After a very lengthy and rigorous process the USGS has selected AQUARIUS as the platform for replacement of its aging Automated Data Processing System (ADAPS). Obviously, this is very good news for Aquatic Informatics, but I would like to speak to why I believe the decision of the USGS to choose a commercial solution, rather than re-build in-house, is very good news for global hydrometry.
It should be no surprise to readers of this blog that I am a big fan of the USGS.
There is no comparable agency in the world in terms of developing and sharing the best available methods, techniques and technologies for stream gauging. If you want to talk to the foremost experts and thought leaders in almost any aspect of hydrometry, chances are pretty good you need to be talking to someone from the USGS.

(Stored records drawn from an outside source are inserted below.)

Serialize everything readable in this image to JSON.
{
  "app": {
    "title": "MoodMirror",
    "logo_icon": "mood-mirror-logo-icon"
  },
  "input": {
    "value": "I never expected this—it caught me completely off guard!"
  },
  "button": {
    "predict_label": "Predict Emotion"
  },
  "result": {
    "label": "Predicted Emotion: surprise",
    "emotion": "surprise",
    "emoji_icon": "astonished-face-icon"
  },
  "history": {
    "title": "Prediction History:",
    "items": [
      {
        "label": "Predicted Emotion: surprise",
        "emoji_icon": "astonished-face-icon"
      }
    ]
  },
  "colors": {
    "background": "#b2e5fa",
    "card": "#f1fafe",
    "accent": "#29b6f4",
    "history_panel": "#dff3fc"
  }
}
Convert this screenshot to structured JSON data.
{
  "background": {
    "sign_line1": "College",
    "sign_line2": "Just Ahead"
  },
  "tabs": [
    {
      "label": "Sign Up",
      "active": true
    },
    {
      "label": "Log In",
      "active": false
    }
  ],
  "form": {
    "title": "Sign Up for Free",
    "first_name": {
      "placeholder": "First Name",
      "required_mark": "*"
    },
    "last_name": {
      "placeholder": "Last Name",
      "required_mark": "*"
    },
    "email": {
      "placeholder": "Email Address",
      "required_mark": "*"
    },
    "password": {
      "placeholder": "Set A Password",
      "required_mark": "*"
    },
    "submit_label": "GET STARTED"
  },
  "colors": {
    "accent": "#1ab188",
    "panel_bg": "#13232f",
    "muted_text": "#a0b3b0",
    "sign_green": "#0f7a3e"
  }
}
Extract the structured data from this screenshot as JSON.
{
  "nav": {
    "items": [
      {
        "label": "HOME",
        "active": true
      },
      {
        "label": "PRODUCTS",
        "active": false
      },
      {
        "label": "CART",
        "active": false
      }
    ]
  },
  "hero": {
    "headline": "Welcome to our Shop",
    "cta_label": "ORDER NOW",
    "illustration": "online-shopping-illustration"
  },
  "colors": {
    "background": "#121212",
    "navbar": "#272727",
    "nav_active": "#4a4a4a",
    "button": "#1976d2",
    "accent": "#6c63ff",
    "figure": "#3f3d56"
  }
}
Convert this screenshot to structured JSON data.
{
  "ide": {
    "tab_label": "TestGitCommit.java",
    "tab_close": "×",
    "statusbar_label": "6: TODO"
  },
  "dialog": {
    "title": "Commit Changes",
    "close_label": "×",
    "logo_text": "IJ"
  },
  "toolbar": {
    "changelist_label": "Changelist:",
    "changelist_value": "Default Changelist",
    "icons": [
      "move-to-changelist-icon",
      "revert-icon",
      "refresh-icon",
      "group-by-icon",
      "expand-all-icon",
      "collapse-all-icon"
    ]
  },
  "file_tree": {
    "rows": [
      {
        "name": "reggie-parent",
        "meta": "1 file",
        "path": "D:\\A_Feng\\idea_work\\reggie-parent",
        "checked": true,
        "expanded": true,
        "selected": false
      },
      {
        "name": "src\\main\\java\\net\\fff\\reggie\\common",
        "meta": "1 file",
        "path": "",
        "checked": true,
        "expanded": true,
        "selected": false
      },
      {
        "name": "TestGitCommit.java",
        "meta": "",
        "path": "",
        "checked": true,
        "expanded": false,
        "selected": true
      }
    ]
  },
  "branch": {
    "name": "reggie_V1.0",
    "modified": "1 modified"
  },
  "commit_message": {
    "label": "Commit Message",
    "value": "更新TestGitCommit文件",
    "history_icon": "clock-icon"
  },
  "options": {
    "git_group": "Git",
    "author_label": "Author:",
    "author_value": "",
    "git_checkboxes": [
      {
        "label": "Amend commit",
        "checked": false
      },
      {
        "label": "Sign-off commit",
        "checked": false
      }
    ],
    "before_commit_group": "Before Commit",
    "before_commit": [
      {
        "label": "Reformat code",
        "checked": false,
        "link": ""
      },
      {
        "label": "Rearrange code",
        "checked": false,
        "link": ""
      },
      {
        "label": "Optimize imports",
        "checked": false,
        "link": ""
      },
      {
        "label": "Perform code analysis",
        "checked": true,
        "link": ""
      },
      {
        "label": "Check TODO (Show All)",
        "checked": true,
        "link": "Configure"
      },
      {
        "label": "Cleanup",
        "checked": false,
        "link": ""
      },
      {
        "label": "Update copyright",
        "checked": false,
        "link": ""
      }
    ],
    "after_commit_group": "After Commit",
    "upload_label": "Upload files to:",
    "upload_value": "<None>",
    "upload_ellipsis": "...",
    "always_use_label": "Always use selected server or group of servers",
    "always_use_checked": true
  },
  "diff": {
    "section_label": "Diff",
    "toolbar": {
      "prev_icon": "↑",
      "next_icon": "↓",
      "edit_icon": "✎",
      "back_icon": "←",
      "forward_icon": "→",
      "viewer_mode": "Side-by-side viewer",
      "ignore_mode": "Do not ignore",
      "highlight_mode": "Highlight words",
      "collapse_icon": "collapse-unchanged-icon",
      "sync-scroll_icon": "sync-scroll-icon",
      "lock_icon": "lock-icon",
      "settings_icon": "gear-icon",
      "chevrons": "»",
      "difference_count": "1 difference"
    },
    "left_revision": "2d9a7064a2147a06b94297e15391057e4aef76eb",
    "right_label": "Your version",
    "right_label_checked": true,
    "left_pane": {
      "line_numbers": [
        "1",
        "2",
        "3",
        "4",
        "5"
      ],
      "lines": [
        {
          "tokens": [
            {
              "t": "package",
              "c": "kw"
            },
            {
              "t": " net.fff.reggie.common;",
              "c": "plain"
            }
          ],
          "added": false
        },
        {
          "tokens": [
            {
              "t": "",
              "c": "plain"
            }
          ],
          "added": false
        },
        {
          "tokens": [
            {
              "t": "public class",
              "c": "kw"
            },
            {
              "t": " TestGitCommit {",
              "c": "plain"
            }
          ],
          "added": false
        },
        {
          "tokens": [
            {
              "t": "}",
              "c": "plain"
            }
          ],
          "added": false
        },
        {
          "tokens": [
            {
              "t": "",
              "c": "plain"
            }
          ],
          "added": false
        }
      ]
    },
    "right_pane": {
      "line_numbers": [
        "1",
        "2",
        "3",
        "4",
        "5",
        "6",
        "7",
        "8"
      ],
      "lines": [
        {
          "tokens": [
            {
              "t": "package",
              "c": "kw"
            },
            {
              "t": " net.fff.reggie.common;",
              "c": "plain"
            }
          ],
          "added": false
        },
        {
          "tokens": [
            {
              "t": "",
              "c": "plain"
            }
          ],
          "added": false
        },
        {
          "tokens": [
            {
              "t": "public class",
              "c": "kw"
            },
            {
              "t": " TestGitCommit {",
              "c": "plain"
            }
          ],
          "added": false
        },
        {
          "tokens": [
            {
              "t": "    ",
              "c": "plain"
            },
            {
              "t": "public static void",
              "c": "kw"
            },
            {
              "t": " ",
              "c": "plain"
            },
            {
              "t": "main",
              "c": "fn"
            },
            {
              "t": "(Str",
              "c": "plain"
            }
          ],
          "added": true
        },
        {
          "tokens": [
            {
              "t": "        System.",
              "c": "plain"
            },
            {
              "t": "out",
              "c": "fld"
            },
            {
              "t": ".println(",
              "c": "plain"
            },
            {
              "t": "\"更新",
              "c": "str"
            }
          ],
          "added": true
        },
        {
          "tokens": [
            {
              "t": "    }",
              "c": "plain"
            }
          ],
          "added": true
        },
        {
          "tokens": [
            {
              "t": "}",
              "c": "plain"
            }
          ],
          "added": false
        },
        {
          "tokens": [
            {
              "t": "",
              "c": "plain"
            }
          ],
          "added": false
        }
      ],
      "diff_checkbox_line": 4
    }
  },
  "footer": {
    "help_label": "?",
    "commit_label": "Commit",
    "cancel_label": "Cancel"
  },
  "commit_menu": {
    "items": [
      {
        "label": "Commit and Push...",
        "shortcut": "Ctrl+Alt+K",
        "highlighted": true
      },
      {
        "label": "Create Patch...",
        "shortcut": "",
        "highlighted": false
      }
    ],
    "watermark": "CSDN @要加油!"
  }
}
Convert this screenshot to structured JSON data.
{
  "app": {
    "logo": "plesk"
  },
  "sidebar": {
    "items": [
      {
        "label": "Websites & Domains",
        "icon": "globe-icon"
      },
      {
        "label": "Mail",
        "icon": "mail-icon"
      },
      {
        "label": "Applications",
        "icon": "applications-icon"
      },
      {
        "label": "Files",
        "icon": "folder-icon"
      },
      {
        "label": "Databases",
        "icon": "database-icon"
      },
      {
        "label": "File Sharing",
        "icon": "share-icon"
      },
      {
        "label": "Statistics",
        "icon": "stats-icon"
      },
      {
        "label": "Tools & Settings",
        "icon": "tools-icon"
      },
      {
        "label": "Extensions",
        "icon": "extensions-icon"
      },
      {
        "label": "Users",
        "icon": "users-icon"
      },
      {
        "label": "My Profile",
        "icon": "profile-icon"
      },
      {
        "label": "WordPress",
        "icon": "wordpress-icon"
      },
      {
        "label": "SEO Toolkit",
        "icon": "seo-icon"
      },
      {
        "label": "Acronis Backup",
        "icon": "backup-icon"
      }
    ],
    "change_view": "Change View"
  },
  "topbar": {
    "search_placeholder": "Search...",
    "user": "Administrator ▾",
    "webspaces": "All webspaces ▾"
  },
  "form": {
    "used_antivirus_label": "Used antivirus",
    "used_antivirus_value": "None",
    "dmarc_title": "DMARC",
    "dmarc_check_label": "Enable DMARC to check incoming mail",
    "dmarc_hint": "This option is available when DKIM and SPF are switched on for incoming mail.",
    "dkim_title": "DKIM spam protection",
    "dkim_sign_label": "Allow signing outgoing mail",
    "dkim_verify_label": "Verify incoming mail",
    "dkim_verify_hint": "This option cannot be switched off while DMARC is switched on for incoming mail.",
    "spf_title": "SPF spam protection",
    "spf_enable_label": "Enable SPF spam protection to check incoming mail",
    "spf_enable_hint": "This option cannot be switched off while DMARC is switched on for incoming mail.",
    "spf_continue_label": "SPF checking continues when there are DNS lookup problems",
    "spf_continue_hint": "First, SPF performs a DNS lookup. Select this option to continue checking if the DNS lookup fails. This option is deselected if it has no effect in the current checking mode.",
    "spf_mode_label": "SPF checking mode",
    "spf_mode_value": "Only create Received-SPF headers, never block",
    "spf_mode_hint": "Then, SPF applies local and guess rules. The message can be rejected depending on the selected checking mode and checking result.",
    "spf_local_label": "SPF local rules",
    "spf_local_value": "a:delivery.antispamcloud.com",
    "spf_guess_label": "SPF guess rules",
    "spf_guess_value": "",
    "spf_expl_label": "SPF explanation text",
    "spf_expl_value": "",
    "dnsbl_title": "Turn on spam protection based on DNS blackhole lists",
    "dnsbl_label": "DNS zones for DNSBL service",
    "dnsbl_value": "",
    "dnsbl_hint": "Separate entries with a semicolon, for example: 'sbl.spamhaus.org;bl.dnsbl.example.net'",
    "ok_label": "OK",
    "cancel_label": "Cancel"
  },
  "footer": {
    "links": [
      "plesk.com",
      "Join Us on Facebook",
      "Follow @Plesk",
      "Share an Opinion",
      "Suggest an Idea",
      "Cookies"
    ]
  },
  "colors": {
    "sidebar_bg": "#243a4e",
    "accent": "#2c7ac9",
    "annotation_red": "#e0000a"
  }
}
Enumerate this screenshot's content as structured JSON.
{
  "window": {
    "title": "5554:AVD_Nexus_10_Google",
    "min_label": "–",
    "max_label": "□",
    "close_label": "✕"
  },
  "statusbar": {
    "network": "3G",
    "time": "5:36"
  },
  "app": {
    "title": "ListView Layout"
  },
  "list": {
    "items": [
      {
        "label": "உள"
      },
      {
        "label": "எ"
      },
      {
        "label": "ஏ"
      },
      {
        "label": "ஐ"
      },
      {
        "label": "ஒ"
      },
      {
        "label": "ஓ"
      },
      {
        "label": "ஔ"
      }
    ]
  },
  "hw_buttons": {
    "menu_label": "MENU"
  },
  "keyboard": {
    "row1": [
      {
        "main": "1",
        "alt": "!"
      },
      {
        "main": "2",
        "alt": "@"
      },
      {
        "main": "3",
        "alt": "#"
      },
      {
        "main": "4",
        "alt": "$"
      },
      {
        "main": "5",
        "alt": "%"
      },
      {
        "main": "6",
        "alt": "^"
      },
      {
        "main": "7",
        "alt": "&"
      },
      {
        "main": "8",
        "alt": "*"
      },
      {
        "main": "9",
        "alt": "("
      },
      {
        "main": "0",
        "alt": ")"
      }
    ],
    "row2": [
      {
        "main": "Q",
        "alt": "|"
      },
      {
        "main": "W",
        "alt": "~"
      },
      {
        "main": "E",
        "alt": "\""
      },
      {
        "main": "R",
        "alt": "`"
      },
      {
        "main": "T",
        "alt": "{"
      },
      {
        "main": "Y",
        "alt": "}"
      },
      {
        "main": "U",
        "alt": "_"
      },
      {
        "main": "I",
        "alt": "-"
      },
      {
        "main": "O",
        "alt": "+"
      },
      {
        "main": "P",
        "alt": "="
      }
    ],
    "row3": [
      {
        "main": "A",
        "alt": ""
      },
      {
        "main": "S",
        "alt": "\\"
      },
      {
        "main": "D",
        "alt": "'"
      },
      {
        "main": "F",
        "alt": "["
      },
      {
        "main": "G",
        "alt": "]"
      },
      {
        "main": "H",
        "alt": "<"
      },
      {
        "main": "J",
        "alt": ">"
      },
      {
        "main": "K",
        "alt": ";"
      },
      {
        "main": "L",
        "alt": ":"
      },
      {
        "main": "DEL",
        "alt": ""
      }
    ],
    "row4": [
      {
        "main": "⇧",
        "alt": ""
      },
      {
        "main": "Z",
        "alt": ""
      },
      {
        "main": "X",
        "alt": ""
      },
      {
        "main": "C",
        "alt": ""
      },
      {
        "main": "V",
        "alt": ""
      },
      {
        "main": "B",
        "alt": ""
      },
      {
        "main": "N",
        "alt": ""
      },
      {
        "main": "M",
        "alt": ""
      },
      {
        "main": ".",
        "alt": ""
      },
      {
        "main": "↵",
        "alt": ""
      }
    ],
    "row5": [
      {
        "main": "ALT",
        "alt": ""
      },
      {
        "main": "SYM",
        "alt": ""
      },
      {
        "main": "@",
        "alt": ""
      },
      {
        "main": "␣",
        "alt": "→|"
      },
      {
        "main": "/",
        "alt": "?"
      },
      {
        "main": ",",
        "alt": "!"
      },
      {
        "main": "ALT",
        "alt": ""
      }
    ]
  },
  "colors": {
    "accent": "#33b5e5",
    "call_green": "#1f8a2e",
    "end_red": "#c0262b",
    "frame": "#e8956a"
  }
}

This opportunity to work even more closely with the USGS to incorporate all of this collective wisdom into AQUARIUS will result in a process of rapid evolution. The commercial version of AQUARIUS will inherit this DNA but without a requirement for any hard-coded, agency-specific, architecture. This means that every user of AQUARIUS will be able to benefit from USGS process engineering without compromise to existing workflows, product suite, priorities or service criteria. One obvious advantage will be in choice of units (English vs. SI).
What I would like to speak to is how a rising tide floats all boats.
I have been involved with migration of customers data from all sorts of different systems both competing commercial systems and custom, in-house designed, legacy data management systems. In every case, the first thing I ask for is: where are the reference standards documents? If I can understand the standard operating procedures for data processing and quality control and assurance then I can understand how to accommodate those standards in AQUARIUS. In almost every case, published standards documents either do not exist or they are largely irrelevant to the operational software and database because they are so old and obsolete.
The USGS is the one agency that not only openly publishes its standards documents but writes them to be specifically meaningful and it keeps them up to date with emerging technology. This means that any user of USGS standards compliant software has the benefit of clear traceability to the relevant normative reference standard.
The USGS decision to forego in-house redevelopment of their ADAPS system and choose a commercial solution will have a huge impact on the quality of all hydrometric data as the standards for data handling are forced, by virtue of comparative advantage, to come out from behind proprietary fortresses and become open to scrutiny.
Water Survey of Canada, and other hydrometric operators that have chosen AQUARIUS, no longer need to be burdened with the responsibility for maintaining their own, unique, standards documents for data handling. The USGS will maintain its standards and it will verify that AQUARIUS is fully compliant. Any end-user of data can be assured that data produced by USGS standards compliant software are different only with respect to the hydrological signal that is being measured not by differences in the numerical recipes used for data production.
I do not expect that every data producer will choose to adopt the USGS standards for hydrometric data production. However, I do believe that the end-users of their data will start to raise more questions about the normative references upon which the credibility and defensibility of the data rely.
The new OGC WaterML2.0 standard for data interoperability makes it easier for hydrometric data search discovery and access. Increasingly, data searches will be feature based (i.e. basin, eco-region, geo-political region, or river length) rather than agency specific. Inter-comparability of the data returned from several agencies will be of paramount importance. The most valuable indicator of data inter-comparability is the normative standards. In this new paradigm if there is no apparent traceability to these references end-users of the data will demand it.
I also believe the increased use of USGS standards provide payback for the USGS as well. The techniques and methods papers will come under closer scrutiny as more agencies formally adopt them as a normative reference. This will result in more rigorous peer review, which is always a good thing, and will also create opportunities for partnering for maintenance of the standards. The Water Survey of Canada has already partnered with the USGS for writing updated ADCP standards and has shared in the significant cost of doing the necessary research behind that standard.
To be perfectly clear, data credibility is larger than just software.
The entire Quality Management System is relevant including: site selection and management; field procedures; field visit scheduling; controls and procedures for instrument procurement calibration and maintenance; training; accreditation; data handling procedures; data security; quality control procedure; quality assurance; and audits of the quality management system. USGS compliant software ensures traceability to source and the ability to explain every transformation along the path from the sensor to the end-user. This is an important component of data credibility but does not infer that none of these other factors matter.
The USGS made a very good call to opt for a commercial solution over an in-house re-build. I cannot say whether any of these serendipitous benefits had any bearing on their choice or not. There are a host of very pragmatic reasons why agency-specific solutions are reaching the end of their life-cycle and have become uneconomical to maintain or re-build.